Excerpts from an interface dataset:

- - -

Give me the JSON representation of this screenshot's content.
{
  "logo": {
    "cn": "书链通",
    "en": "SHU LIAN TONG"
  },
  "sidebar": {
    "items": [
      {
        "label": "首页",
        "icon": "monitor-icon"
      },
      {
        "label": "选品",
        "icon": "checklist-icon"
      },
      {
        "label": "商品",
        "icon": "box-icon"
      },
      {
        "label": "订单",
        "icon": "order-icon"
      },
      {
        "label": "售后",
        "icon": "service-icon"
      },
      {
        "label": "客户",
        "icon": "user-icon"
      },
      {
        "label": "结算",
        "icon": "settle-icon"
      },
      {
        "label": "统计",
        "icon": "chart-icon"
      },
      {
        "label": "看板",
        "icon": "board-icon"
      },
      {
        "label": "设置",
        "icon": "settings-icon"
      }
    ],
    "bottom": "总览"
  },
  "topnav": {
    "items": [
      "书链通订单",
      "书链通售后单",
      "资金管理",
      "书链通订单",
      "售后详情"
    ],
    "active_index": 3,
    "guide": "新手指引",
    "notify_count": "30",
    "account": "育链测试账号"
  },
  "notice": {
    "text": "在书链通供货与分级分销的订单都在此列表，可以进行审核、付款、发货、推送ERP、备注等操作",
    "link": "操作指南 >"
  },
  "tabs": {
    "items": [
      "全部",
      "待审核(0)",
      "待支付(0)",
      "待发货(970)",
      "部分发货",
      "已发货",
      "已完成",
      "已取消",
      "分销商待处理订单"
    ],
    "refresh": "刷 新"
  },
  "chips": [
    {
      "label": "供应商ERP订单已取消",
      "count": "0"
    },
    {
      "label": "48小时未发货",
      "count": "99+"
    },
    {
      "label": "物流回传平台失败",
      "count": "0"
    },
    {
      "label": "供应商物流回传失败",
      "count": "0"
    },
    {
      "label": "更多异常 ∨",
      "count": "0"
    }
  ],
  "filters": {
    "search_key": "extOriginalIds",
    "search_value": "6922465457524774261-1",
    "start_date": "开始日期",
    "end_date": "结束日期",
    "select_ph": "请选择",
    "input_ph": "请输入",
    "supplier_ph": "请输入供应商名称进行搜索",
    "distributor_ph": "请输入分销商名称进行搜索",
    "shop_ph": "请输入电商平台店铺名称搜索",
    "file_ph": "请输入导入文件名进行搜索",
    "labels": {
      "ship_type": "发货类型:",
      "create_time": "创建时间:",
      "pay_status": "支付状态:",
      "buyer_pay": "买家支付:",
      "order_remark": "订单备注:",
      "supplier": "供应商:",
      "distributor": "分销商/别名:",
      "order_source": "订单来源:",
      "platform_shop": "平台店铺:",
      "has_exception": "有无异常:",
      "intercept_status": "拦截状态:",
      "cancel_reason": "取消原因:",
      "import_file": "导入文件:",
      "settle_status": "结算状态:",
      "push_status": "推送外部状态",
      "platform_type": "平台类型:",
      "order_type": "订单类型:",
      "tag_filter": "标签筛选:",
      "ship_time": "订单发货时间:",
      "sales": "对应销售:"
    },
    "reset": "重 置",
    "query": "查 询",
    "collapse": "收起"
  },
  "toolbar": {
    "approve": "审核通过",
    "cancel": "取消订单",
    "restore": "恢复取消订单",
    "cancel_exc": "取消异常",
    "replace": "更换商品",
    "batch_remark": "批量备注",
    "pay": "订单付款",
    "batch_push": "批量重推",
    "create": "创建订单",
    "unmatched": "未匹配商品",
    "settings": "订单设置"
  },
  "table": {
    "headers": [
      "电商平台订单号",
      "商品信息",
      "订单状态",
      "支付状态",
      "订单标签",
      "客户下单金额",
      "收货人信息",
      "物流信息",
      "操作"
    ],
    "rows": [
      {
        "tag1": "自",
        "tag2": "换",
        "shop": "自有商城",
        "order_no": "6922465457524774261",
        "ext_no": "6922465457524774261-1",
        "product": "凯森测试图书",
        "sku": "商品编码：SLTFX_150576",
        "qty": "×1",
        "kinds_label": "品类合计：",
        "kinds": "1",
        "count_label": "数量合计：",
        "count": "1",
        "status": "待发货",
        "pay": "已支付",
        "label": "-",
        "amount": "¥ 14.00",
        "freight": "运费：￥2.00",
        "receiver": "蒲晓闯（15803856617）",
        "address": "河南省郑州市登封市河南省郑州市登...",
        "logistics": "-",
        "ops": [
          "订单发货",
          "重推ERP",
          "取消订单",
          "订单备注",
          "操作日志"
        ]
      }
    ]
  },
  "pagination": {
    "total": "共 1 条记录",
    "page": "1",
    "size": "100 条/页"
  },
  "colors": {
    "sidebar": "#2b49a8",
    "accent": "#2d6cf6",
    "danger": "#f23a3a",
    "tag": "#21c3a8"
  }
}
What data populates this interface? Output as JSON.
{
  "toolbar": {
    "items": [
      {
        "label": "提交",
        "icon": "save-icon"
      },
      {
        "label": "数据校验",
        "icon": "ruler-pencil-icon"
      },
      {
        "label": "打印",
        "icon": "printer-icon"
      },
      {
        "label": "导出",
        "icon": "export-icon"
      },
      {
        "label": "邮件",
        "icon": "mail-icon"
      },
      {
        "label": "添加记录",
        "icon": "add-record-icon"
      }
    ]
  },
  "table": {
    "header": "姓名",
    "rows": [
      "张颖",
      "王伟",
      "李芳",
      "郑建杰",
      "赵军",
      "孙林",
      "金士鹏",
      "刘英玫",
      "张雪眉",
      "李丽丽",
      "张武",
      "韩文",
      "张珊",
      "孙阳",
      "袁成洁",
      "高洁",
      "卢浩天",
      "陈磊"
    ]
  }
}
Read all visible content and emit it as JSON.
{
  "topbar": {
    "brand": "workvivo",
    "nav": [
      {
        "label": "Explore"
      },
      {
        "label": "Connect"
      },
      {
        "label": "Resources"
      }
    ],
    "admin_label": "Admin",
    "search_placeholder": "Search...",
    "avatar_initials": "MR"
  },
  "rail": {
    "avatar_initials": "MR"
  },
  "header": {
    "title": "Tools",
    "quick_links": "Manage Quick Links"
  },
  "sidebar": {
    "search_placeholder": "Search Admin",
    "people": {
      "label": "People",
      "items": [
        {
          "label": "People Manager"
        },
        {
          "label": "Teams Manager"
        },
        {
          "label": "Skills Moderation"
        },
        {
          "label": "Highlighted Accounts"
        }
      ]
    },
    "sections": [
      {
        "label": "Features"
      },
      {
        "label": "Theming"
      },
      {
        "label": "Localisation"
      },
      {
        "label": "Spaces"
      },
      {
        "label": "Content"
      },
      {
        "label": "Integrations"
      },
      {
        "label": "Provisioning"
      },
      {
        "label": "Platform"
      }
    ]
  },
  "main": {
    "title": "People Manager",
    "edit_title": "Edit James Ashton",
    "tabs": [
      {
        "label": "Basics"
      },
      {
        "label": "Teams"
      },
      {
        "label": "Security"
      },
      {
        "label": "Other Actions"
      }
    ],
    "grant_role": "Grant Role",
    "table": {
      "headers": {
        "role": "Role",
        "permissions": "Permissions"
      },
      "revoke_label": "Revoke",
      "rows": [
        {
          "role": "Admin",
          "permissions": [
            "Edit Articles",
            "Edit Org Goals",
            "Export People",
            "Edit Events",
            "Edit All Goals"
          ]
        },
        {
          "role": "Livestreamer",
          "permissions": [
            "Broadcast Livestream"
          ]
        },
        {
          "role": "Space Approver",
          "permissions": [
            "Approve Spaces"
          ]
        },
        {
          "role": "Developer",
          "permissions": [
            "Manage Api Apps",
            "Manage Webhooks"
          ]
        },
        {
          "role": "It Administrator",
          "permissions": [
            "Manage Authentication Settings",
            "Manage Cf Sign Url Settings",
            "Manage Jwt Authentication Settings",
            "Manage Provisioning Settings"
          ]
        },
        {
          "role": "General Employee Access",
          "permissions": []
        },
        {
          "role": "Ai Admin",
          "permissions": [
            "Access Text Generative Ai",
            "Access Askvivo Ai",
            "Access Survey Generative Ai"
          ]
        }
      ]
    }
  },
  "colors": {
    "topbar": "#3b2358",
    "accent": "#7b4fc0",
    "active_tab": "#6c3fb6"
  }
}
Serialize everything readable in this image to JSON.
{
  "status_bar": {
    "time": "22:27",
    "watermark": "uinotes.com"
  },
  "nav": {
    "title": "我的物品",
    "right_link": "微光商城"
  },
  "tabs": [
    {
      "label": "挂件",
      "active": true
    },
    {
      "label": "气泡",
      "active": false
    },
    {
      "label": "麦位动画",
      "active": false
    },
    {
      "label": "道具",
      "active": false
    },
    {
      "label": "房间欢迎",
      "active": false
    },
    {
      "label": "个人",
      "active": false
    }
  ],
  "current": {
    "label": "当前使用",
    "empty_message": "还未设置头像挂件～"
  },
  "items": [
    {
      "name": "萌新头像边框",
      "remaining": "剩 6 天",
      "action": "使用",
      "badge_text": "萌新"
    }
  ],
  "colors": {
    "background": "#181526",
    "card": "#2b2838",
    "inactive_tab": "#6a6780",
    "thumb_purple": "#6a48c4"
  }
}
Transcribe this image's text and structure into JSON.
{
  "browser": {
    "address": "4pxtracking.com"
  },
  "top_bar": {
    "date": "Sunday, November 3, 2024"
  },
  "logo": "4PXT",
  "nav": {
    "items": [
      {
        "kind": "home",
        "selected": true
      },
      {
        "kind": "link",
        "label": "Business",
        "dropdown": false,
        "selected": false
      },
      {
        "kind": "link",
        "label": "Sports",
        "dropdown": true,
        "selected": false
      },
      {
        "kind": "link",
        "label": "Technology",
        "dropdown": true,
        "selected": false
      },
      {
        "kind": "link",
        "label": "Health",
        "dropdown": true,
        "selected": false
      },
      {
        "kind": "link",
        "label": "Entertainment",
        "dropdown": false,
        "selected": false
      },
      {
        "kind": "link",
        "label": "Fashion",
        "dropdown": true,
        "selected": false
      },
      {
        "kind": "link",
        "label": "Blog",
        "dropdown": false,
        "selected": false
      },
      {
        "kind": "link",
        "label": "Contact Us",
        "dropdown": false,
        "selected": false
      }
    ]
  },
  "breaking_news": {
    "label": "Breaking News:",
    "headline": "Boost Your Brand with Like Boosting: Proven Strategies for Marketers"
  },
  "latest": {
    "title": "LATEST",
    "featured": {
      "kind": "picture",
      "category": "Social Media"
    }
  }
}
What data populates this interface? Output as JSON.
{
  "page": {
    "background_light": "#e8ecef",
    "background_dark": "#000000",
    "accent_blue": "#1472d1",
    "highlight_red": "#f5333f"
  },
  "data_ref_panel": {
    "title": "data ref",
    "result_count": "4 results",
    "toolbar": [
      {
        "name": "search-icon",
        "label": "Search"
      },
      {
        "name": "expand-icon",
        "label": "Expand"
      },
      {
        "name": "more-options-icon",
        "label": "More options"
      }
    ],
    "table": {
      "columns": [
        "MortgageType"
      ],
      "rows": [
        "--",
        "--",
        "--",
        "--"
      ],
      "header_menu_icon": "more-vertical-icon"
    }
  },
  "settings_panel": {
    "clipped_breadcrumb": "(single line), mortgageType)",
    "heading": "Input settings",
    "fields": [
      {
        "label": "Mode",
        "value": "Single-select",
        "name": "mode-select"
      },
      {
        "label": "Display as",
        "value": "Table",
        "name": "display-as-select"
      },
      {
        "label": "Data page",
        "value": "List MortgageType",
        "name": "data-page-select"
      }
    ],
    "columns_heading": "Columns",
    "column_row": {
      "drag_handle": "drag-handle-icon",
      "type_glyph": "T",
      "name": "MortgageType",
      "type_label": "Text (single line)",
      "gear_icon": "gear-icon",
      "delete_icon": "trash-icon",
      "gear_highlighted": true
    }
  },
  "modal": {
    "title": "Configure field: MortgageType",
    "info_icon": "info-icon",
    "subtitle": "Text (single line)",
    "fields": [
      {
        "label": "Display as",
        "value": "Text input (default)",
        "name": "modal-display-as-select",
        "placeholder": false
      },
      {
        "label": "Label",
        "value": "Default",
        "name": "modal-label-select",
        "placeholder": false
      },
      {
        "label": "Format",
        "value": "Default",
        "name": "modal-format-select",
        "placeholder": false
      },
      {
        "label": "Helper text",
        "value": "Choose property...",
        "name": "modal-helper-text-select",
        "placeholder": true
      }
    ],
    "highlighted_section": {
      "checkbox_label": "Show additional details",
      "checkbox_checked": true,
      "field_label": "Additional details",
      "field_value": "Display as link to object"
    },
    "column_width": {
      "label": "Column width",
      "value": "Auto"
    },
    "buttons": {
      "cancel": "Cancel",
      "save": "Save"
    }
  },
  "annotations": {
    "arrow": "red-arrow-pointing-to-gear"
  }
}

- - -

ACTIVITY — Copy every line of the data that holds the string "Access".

RESULT FOR THIS EXERCISE —
          "role": "General Employee Access",
            "Access Text Generative Ai",
            "Access Askvivo Ai",
            "Access Survey Generative Ai"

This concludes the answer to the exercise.